Germanic - abandon, ache, allegiance, anger, beseech, beacon,
Latinate - relinquish, pain, fidelity, rage, inquire, signal
You can see a chart of the words compared here. Usually the longer the word - Latinate; the shorter - Germanic. But you can see in the chart that isn't always true.
BACK TO JANE AUSTEN:
Here's the abstract from the Oxford Journals:
"English has two main sources for words: German and Latin. Distinct from each other, they have polarized our language into high diction and low (‘diglossia’). Latinate words denote the intellectual world; Germanic words, the physical. Latinate words are indicators of status and education. Austen painted and delineated her characters by giving their speeches different densities of Latinate words. Higher densities of Latinate words sometimes indicate intelligence and moral seriousness, at other times, they expose a character's formality or hypocrisy. Lower densities indicate lesser intelligence or, in the case of sailors, humble birth. The characters whose densities are very close to the narrator are Austen's four great heroines, Elinor Dashwood, Elizabeth Bennet, Emma Woodhouse, and Anne Elliot."
So Darcy and Sir Thomas Bertram, for example, use a higher percentage of Latinate words, 28% and 29% respectively - to give a sense of their arrogance and how pompous they are.
The lower classes or people in emotional distress use less complicated sentences and smaller, often monosyllabic words. More Germanic. For example, when Lizzy receives Jane's letter informing her of Lydia's 'elopement' with Wickham, Lizzy's percentage drops from 25% to 9%.
Marianne, during her time with Willoughby, slips almost seven percentage points. She's also at about 25%.
That's also an interesting note - Austen's narrators usually have the same percentage as the main character. In Sense and Sensibility, for example, the narrator is at 26% and so is Elinor. Lizzy Bennet is at 25% and so is the narrator.
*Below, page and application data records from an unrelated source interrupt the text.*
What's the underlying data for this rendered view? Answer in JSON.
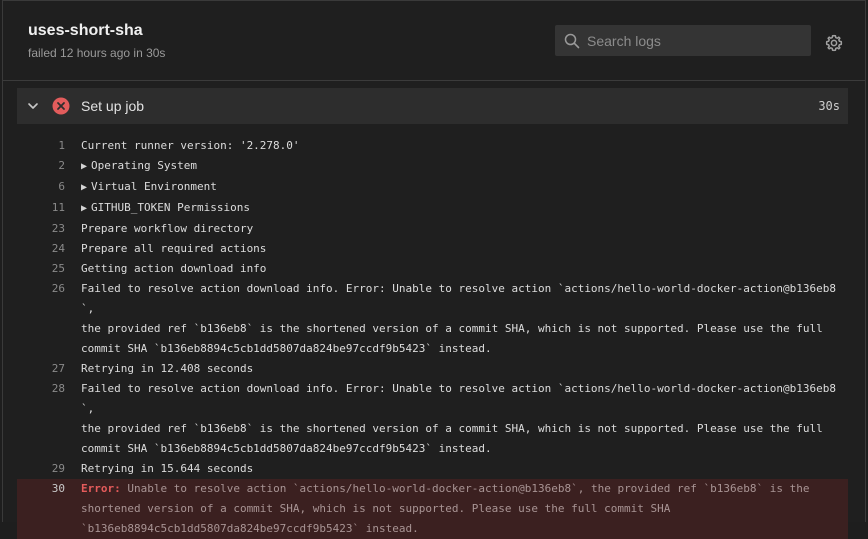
{
  "job": {
    "title": "uses-short-sha",
    "subtitle": "failed 12 hours ago in 30s"
  },
  "search": {
    "placeholder": "Search logs"
  },
  "step": {
    "name": "Set up job",
    "duration": "30s",
    "status": "failed"
  },
  "log": {
    "lines": [
      {
        "n": "1",
        "text": "Current runner version: '2.278.0'"
      },
      {
        "n": "2",
        "text": "Operating System",
        "group": true
      },
      {
        "n": "6",
        "text": "Virtual Environment",
        "group": true
      },
      {
        "n": "11",
        "text": "GITHUB_TOKEN Permissions",
        "group": true
      },
      {
        "n": "23",
        "text": "Prepare workflow directory"
      },
      {
        "n": "24",
        "text": "Prepare all required actions"
      },
      {
        "n": "25",
        "text": "Getting action download info"
      },
      {
        "n": "26",
        "text": "Failed to resolve action download info. Error: Unable to resolve action `actions/hello-world-docker-action@b136eb8`,\nthe provided ref `b136eb8` is the shortened version of a commit SHA, which is not supported. Please use the full\ncommit SHA `b136eb8894c5cb1dd5807da824be97ccdf9b5423` instead."
      },
      {
        "n": "27",
        "text": "Retrying in 12.408 seconds"
      },
      {
        "n": "28",
        "text": "Failed to resolve action download info. Error: Unable to resolve action `actions/hello-world-docker-action@b136eb8`,\nthe provided ref `b136eb8` is the shortened version of a commit SHA, which is not supported. Please use the full\ncommit SHA `b136eb8894c5cb1dd5807da824be97ccdf9b5423` instead."
      },
      {
        "n": "29",
        "text": "Retrying in 15.644 seconds"
      },
      {
        "n": "30",
        "error_label": "Error:",
        "text": " Unable to resolve action `actions/hello-world-docker-action@b136eb8`, the provided ref `b136eb8` is the\nshortened version of a commit SHA, which is not supported. Please use the full commit SHA\n`b136eb8894c5cb1dd5807da824be97ccdf9b5423` instead.",
        "error": true
      }
    ]
  },
  "colors": {
    "background": "#1e1e1e",
    "error_red": "#e55b5b",
    "error_row_bg": "#3b2020"
  }
}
Same for Anne Elliot - 24.4%, narrator 24.3%. This was a very clever way of making the character sympathetic to the reader.
It's a fascinating project and I'm sure we all wish we'd thought of it.
Though, we didn't really need more proof that Austen was a genius.
You can read their article here: Computing Latinate Word Usage in Jane Austen's Novels.